- Given information

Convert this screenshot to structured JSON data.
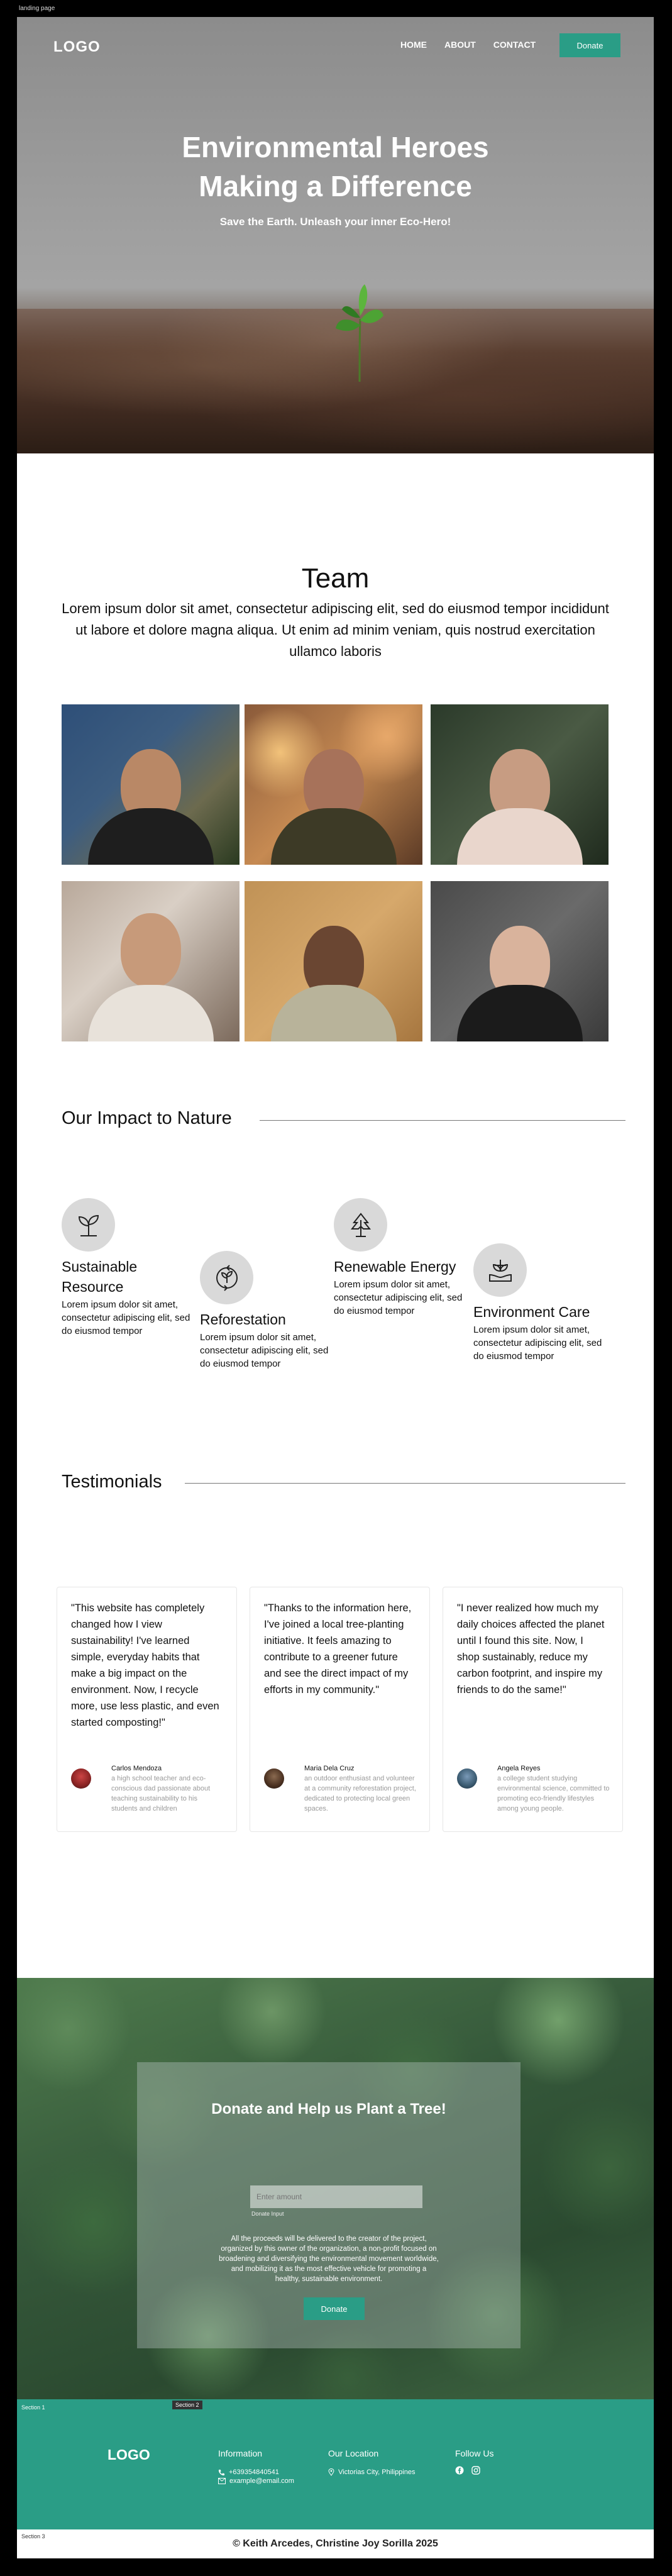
{
  "canvas_label": "landing page",
  "nav": {
    "logo": "LOGO",
    "links": [
      "HOME",
      "ABOUT",
      "CONTACT"
    ],
    "donate_label": "Donate"
  },
  "hero": {
    "title_line1": "Environmental Heroes",
    "title_line2": "Making a Difference",
    "tagline": "Save the Earth. Unleash your inner Eco-Hero!"
  },
  "team": {
    "title": "Team",
    "description": "Lorem ipsum dolor sit amet, consectetur adipiscing elit, sed do eiusmod tempor incididunt ut labore et dolore magna aliqua. Ut enim ad minim veniam, quis nostrud exercitation ullamco laboris"
  },
  "impact": {
    "title": "Our Impact to Nature",
    "items": [
      {
        "title": "Sustainable Resource",
        "text": "Lorem ipsum dolor sit amet, consectetur adipiscing elit, sed do eiusmod tempor",
        "icon": "sprout-icon"
      },
      {
        "title": "Reforestation",
        "text": "Lorem ipsum dolor sit amet, consectetur adipiscing elit, sed do eiusmod tempor",
        "icon": "recycle-icon"
      },
      {
        "title": "Renewable Energy",
        "text": "Lorem ipsum dolor sit amet, consectetur adipiscing elit, sed do eiusmod tempor",
        "icon": "tree-icon"
      },
      {
        "title": "Environment Care",
        "text": "Lorem ipsum dolor sit amet, consectetur adipiscing elit, sed do eiusmod tempor",
        "icon": "hand-leaf-icon"
      }
    ]
  },
  "testimonials": {
    "title": "Testimonials",
    "items": [
      {
        "quote": "\"This website has completely changed how I view sustainability! I've learned simple, everyday habits that make a big impact on the environment. Now, I recycle more, use less plastic, and even started composting!\"",
        "name": "Carlos Mendoza",
        "bio": "a high school teacher and eco-conscious dad passionate about teaching sustainability to his students and children"
      },
      {
        "quote": "\"Thanks to the information here, I've joined a local tree-planting initiative. It feels amazing to contribute to a greener future and see the direct impact of my efforts in my community.\"",
        "name": "Maria Dela Cruz",
        "bio": "an outdoor enthusiast and volunteer at a community reforestation project, dedicated to protecting local green spaces."
      },
      {
        "quote": "\"I never realized how much my daily choices affected the planet until I found this site. Now, I shop sustainably, reduce my carbon footprint, and inspire my friends to do the same!\"",
        "name": "Angela Reyes",
        "bio": "a college student studying environmental science, committed to promoting eco-friendly lifestyles among young people."
      }
    ]
  },
  "donate": {
    "title": "Donate and Help us Plant a Tree!",
    "input_placeholder": "Enter amount",
    "input_label": "Donate Input",
    "note": "All the proceeds will be delivered to the creator of the project, organized by this owner of the organization, a non-profit focused on broadening and diversifying the environmental movement worldwide, and mobilizing it as the most effective vehicle for promoting a healthy, sustainable environment.",
    "button_label": "Donate"
  },
  "footer": {
    "logo": "LOGO",
    "info_title": "Information",
    "phone": "+639354840541",
    "email": "example@email.com",
    "location_title": "Our Location",
    "location": "Victorias City, Philippines",
    "follow_title": "Follow Us",
    "section_tag_1": "Section 1",
    "section_tag_2": "Section 2",
    "section_tag_3": "Section 3"
  },
  "copyright": "© Keith Arcedes, Christine Joy Sorilla 2025",
  "colors": {
    "accent": "#2a9d86"
  }
}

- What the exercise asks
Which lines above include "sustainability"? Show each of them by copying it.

- Exercise solution
        "quote": "\"This website has completely changed how I view sustainability! I've learned simple, everyday habits that make a big impact on the environment. Now, I recycle more, use less plastic, and even started composting!\"",
        "bio": "a high school teacher and eco-conscious dad passionate about teaching sustainability to his students and children"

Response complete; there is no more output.